As a rabbi in this postmodern age, I occasionally saw Hazleton’s manifesto positing a straw man of religious dogmatism that doesn’t quite fit with contemporary Judaism’s comfort with multiple models of divinity. While she identifies as Jewish on the very first page, many of her frameworks seem to be drawn from a Christian perspective on faith, such as having a religious requirement to believe in a God both omnipotent and personal. Ambivalence about the Divine is rife in modern liberal Judaism (although we do pray to “Our Father, Our King” on the High Holidays). The sections of Agnostic that most spoke to me were on doubt and faith. “Where belief is the easy way out, a comfortable position for pious couch potatoes, faith demands an active engagement with uncertainty.” This book both comforted me by echoing my own internal questions and challenged me to engage in more active self-reflection: what do I really believe, and how can I live in accord with this theology?

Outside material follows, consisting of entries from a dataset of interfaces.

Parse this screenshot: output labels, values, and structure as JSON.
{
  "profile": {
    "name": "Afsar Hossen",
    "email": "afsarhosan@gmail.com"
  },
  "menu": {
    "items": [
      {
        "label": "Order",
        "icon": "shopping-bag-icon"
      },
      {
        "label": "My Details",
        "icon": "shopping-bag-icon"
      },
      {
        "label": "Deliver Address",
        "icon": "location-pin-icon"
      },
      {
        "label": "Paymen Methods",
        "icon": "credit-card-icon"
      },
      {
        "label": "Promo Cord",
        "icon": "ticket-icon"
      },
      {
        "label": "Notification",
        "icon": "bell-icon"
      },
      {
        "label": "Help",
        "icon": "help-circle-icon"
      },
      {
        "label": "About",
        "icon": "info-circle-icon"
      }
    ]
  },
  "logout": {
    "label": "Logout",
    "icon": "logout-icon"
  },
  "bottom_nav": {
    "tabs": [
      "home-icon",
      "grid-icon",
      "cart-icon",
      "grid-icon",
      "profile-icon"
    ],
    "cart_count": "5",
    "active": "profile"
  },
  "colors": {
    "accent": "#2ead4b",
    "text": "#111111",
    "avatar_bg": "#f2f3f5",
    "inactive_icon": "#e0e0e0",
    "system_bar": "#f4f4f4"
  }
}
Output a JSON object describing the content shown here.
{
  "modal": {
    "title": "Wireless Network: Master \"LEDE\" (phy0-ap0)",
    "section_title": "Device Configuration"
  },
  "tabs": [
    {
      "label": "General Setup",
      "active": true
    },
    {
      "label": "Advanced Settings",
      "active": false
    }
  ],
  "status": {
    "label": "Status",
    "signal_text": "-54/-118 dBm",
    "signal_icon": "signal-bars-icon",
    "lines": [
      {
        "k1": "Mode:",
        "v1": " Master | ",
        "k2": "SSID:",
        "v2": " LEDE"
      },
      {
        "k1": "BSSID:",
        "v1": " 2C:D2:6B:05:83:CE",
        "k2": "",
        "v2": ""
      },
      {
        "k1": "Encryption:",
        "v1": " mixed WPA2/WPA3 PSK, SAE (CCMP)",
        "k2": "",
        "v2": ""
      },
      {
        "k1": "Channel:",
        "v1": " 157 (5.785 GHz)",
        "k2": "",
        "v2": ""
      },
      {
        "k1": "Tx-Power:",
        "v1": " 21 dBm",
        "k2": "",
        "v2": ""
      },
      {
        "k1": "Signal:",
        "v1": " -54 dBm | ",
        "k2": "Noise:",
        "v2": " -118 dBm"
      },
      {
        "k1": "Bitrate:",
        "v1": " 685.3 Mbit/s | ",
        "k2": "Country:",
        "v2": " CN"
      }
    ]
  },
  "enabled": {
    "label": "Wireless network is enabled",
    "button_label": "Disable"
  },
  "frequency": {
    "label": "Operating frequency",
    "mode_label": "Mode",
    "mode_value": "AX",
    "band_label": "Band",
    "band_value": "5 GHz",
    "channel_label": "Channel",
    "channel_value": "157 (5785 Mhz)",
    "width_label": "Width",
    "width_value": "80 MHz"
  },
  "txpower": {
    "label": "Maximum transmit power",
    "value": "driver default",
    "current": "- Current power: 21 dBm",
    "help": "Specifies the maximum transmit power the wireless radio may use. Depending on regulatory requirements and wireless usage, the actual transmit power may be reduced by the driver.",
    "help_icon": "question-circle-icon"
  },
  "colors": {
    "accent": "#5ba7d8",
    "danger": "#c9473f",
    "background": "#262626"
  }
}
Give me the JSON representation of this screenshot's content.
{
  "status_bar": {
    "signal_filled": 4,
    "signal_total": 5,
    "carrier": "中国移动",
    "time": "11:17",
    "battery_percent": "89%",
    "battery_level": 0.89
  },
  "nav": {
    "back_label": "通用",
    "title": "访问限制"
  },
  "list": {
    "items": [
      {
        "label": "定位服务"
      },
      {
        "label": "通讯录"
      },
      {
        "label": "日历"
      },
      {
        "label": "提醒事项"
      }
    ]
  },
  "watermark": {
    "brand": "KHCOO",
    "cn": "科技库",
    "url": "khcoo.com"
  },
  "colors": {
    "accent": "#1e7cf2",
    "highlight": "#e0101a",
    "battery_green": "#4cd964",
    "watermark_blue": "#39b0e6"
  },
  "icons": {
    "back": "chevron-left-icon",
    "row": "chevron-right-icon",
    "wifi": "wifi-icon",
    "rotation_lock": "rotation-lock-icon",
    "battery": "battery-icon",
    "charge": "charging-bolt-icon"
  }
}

Hazleton’s captivating book is about how to live deeply and honestly. I highly recommend it to the pious, the doubting, and the religious seeker.
Rabbi Sara N. S. Meirowitz is Assistant Department Chair of Jewish Studies at Gann Academy in Waltham, MA.